* Description of the task *
Pull out every line below containing the word "title".

(Component data from apps and pages)
#####
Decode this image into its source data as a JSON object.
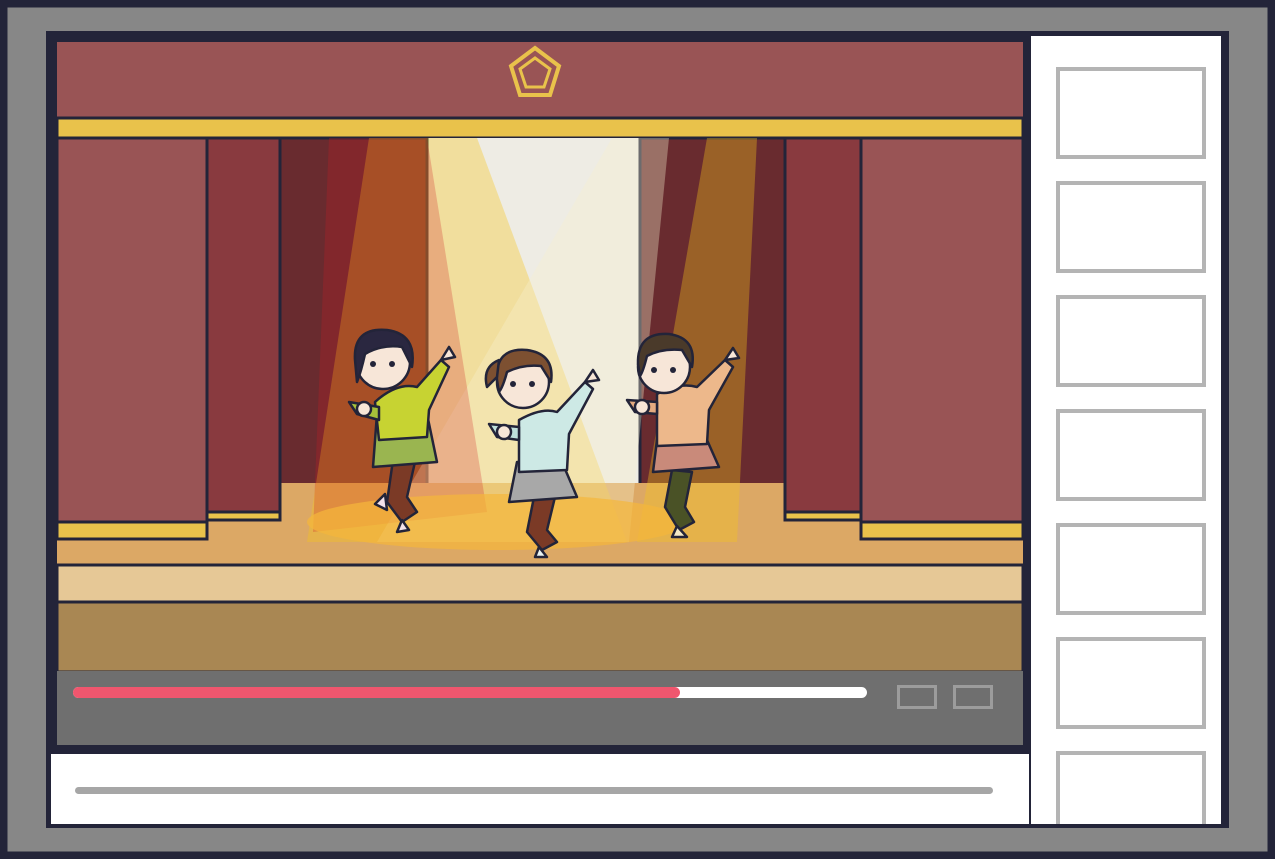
{
  "theme": {
    "frame": "#878787",
    "frame_border": "#232439",
    "accent": "#f0566e",
    "controls_bg": "#6f6f6f"
  },
  "player": {
    "scene": "stage-dance",
    "progress": 0.765
  },
  "controls": {
    "buttons": [
      {
        "icon": "settings-icon"
      },
      {
        "icon": "fullscreen-icon"
      }
    ]
  },
  "sidebar": {
    "thumbnails": 7
  }
}
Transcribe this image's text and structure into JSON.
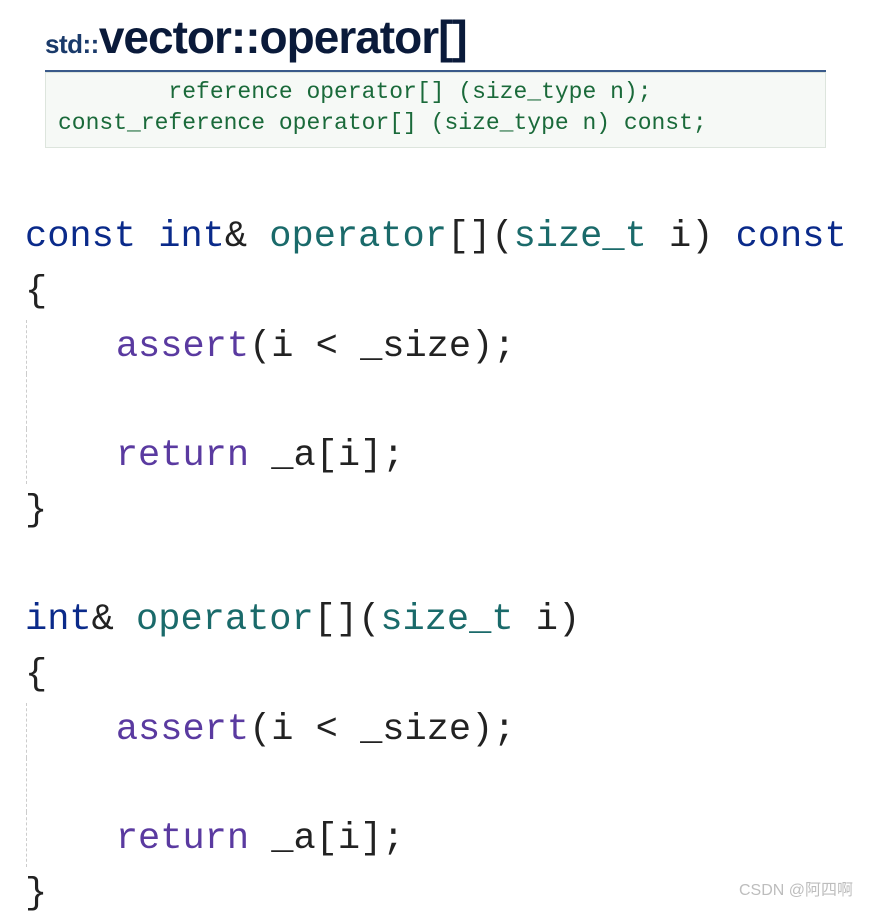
{
  "header": {
    "prefix": "std::",
    "main": "vector::operator[]",
    "sig1": "        reference operator[] (size_type n);",
    "sig2": "const_reference operator[] (size_type n) const;"
  },
  "code": {
    "f1": {
      "t1": "const",
      "t2": " ",
      "t3": "int",
      "t4": "& ",
      "t5": "operator",
      "t6": "[](",
      "t7": "size_t",
      "t8": " i) ",
      "t9": "const"
    },
    "f2": {
      "t1": "int",
      "t2": "& ",
      "t3": "operator",
      "t4": "[](",
      "t5": "size_t",
      "t6": " i)"
    },
    "brace_open": "{",
    "brace_close": "}",
    "l_assert_a": "    ",
    "l_assert_fn": "assert",
    "l_assert_b": "(i < _size);",
    "blank": " ",
    "ret_a": "    ",
    "ret_kw": "return",
    "ret_b": " _a[i];"
  },
  "watermark": "CSDN @阿四啊"
}
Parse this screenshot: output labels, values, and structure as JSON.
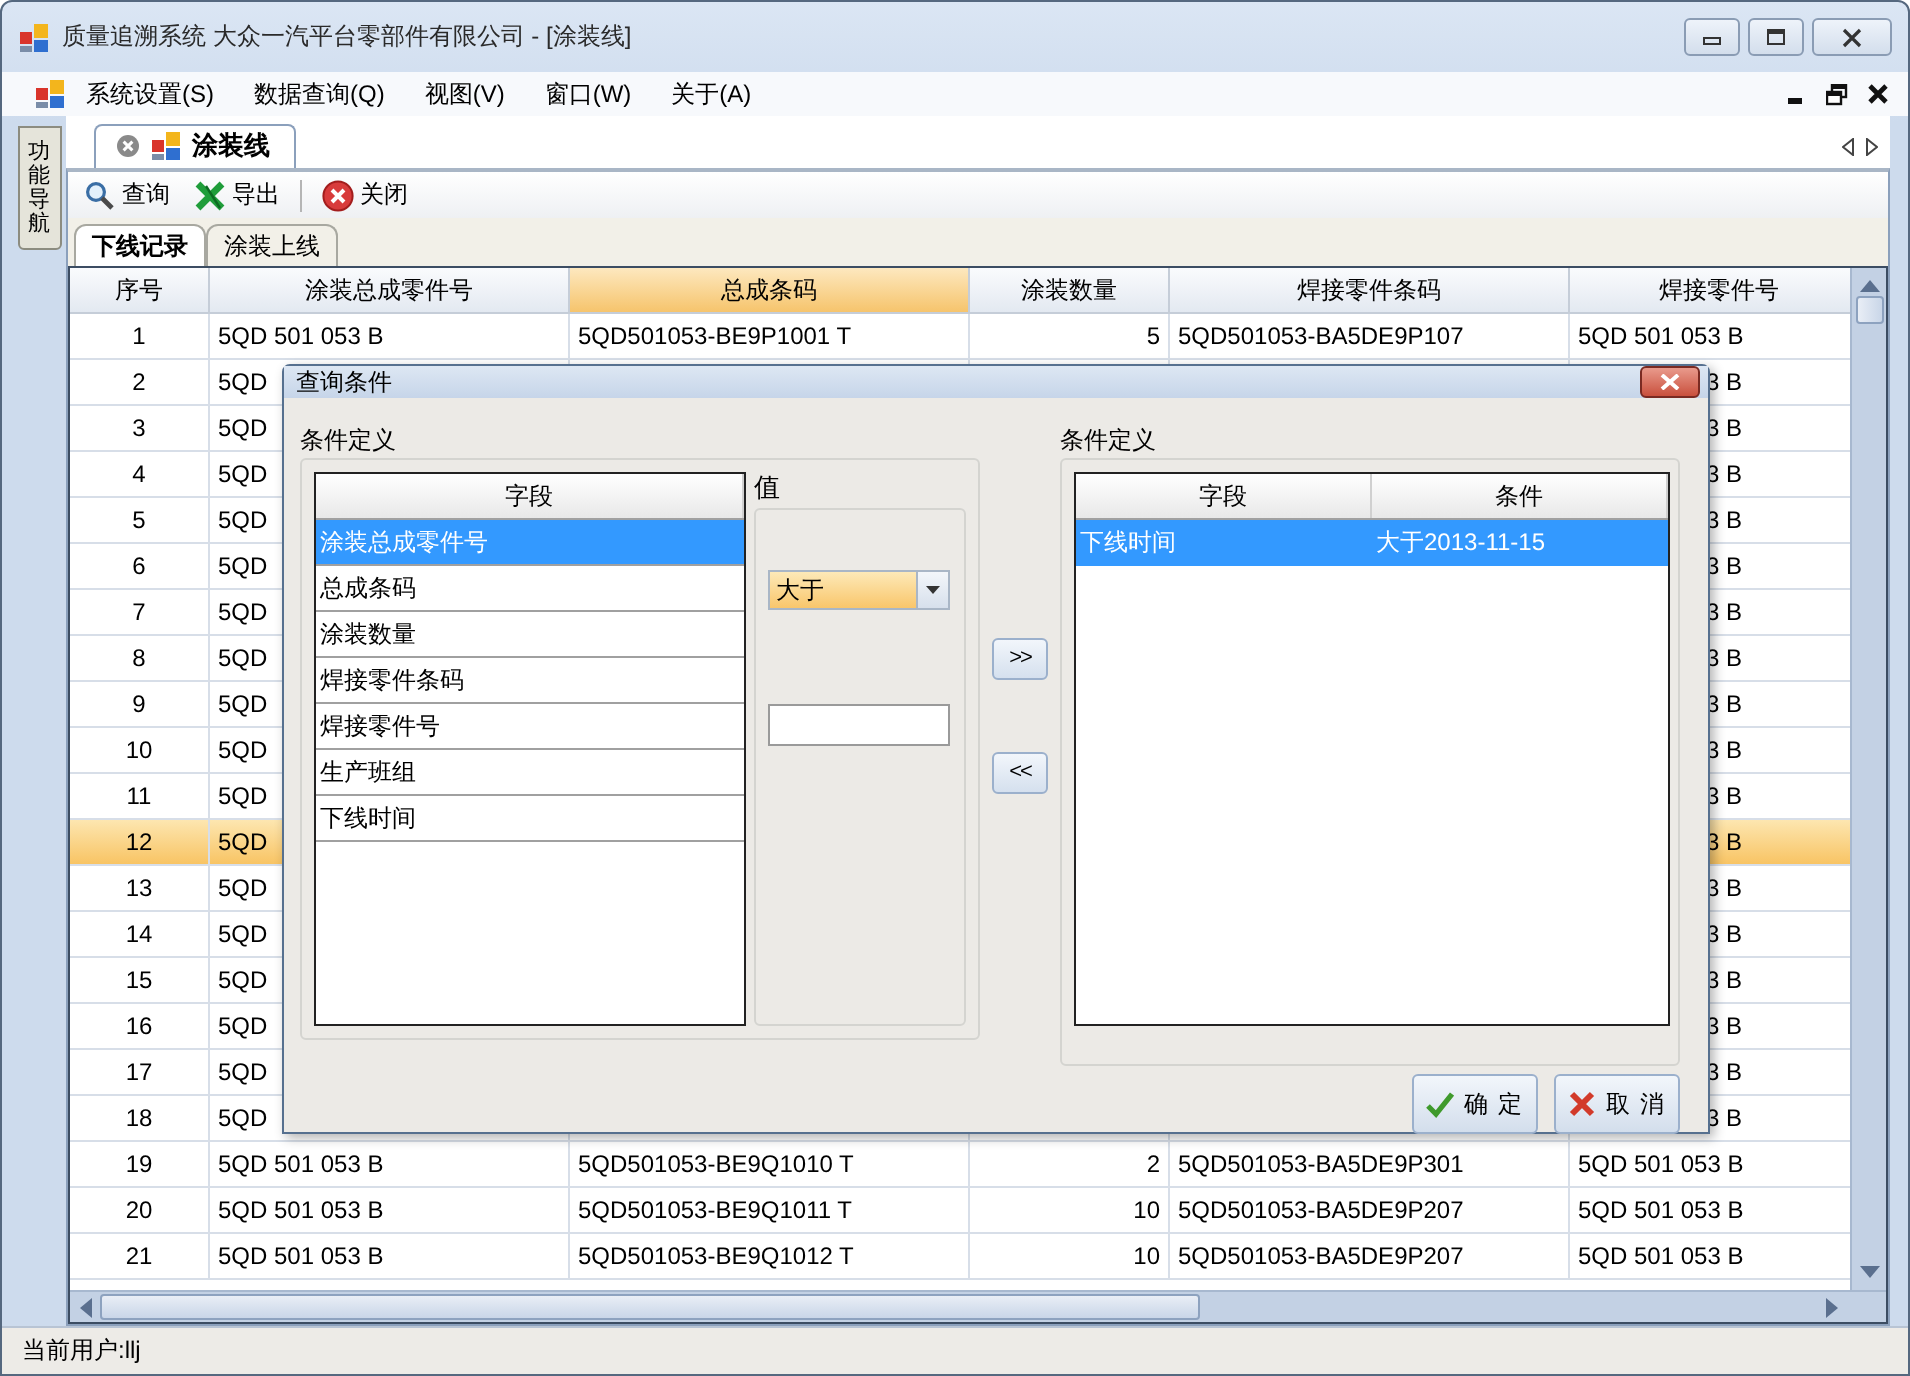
{
  "window": {
    "title": "质量追溯系统  大众一汽平台零部件有限公司 - [涂装线]"
  },
  "menu": [
    {
      "label": "系统设置(S)"
    },
    {
      "label": "数据查询(Q)"
    },
    {
      "label": "视图(V)"
    },
    {
      "label": "窗口(W)"
    },
    {
      "label": "关于(A)"
    }
  ],
  "side_panel": {
    "label": "功能导航"
  },
  "doc_tabs": [
    {
      "label": "涂装线",
      "selected": true
    }
  ],
  "toolbar": [
    {
      "label": "查询",
      "kind": "search"
    },
    {
      "label": "导出",
      "kind": "export"
    },
    {
      "label": "关闭",
      "kind": "close"
    }
  ],
  "sub_tabs": [
    {
      "label": "下线记录",
      "selected": true
    },
    {
      "label": "涂装上线",
      "selected": false
    }
  ],
  "table": {
    "columns": [
      {
        "label": "序号",
        "selected": false
      },
      {
        "label": "涂装总成零件号",
        "selected": false
      },
      {
        "label": "总成条码",
        "selected": true
      },
      {
        "label": "涂装数量",
        "selected": false
      },
      {
        "label": "焊接零件条码",
        "selected": false
      },
      {
        "label": "焊接零件号",
        "selected": false
      }
    ],
    "rows": [
      {
        "no": "1",
        "part_no": "5QD 501 053 B",
        "barcode": "5QD501053-BE9P1001 T",
        "qty": "5",
        "weld_barcode": "5QD501053-BA5DE9P107",
        "weld_part_no": "5QD 501 053 B",
        "selected": false
      },
      {
        "no": "2",
        "part_no": "5QD",
        "weld_part_no": "3 B",
        "selected": false
      },
      {
        "no": "3",
        "part_no": "5QD",
        "weld_part_no": "3 B",
        "selected": false
      },
      {
        "no": "4",
        "part_no": "5QD",
        "weld_part_no": "3 B",
        "selected": false
      },
      {
        "no": "5",
        "part_no": "5QD",
        "weld_part_no": "3 B",
        "selected": false
      },
      {
        "no": "6",
        "part_no": "5QD",
        "weld_part_no": "3 B",
        "selected": false
      },
      {
        "no": "7",
        "part_no": "5QD",
        "weld_part_no": "3 B",
        "selected": false
      },
      {
        "no": "8",
        "part_no": "5QD",
        "weld_part_no": "3 B",
        "selected": false
      },
      {
        "no": "9",
        "part_no": "5QD",
        "weld_part_no": "3 B",
        "selected": false
      },
      {
        "no": "10",
        "part_no": "5QD",
        "weld_part_no": "3 B",
        "selected": false
      },
      {
        "no": "11",
        "part_no": "5QD",
        "weld_part_no": "3 B",
        "selected": false
      },
      {
        "no": "12",
        "part_no": "5QD",
        "weld_part_no": "3 B",
        "selected": true
      },
      {
        "no": "13",
        "part_no": "5QD",
        "weld_part_no": "3 B",
        "selected": false
      },
      {
        "no": "14",
        "part_no": "5QD",
        "weld_part_no": "3 B",
        "selected": false
      },
      {
        "no": "15",
        "part_no": "5QD",
        "weld_part_no": "3 B",
        "selected": false
      },
      {
        "no": "16",
        "part_no": "5QD",
        "weld_part_no": "3 B",
        "selected": false
      },
      {
        "no": "17",
        "part_no": "5QD",
        "weld_part_no": "3 B",
        "selected": false
      },
      {
        "no": "18",
        "part_no": "5QD",
        "weld_part_no": "3 B",
        "selected": false
      },
      {
        "no": "19",
        "part_no": "5QD 501 053 B",
        "barcode": "5QD501053-BE9Q1010 T",
        "qty": "2",
        "weld_barcode": "5QD501053-BA5DE9P301",
        "weld_part_no": "5QD 501 053 B",
        "selected": false
      },
      {
        "no": "20",
        "part_no": "5QD 501 053 B",
        "barcode": "5QD501053-BE9Q1011 T",
        "qty": "10",
        "weld_barcode": "5QD501053-BA5DE9P207",
        "weld_part_no": "5QD 501 053 B",
        "selected": false
      },
      {
        "no": "21",
        "part_no": "5QD 501 053 B",
        "barcode": "5QD501053-BE9Q1012 T",
        "qty": "10",
        "weld_barcode": "5QD501053-BA5DE9P207",
        "weld_part_no": "5QD 501 053 B",
        "selected": false
      }
    ]
  },
  "dialog": {
    "title": "查询条件",
    "left_group": {
      "title": "条件定义",
      "column": "字段",
      "fields": [
        {
          "label": "涂装总成零件号",
          "selected": true
        },
        {
          "label": "总成条码",
          "selected": false
        },
        {
          "label": "涂装数量",
          "selected": false
        },
        {
          "label": "焊接零件条码",
          "selected": false
        },
        {
          "label": "焊接零件号",
          "selected": false
        },
        {
          "label": "生产班组",
          "selected": false
        },
        {
          "label": "下线时间",
          "selected": false
        }
      ]
    },
    "value_group": {
      "title": "值",
      "operator": "大于"
    },
    "move_buttons": [
      {
        "label": ">>"
      },
      {
        "label": "<<"
      }
    ],
    "right_group": {
      "title": "条件定义",
      "columns": [
        "字段",
        "条件"
      ],
      "rows": [
        {
          "field": "下线时间",
          "condition": "大于2013-11-15",
          "selected": true
        }
      ]
    },
    "buttons": [
      {
        "label": "确 定",
        "kind": "ok"
      },
      {
        "label": "取 消",
        "kind": "cancel"
      }
    ]
  },
  "status_bar": {
    "user": "当前用户:llj"
  }
}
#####
* Answer box *
    "title": "质量追溯系统  大众一汽平台零部件有限公司 - [涂装线]"
    "title": "查询条件",
      "title": "条件定义",
      "title": "值",
      "title": "条件定义",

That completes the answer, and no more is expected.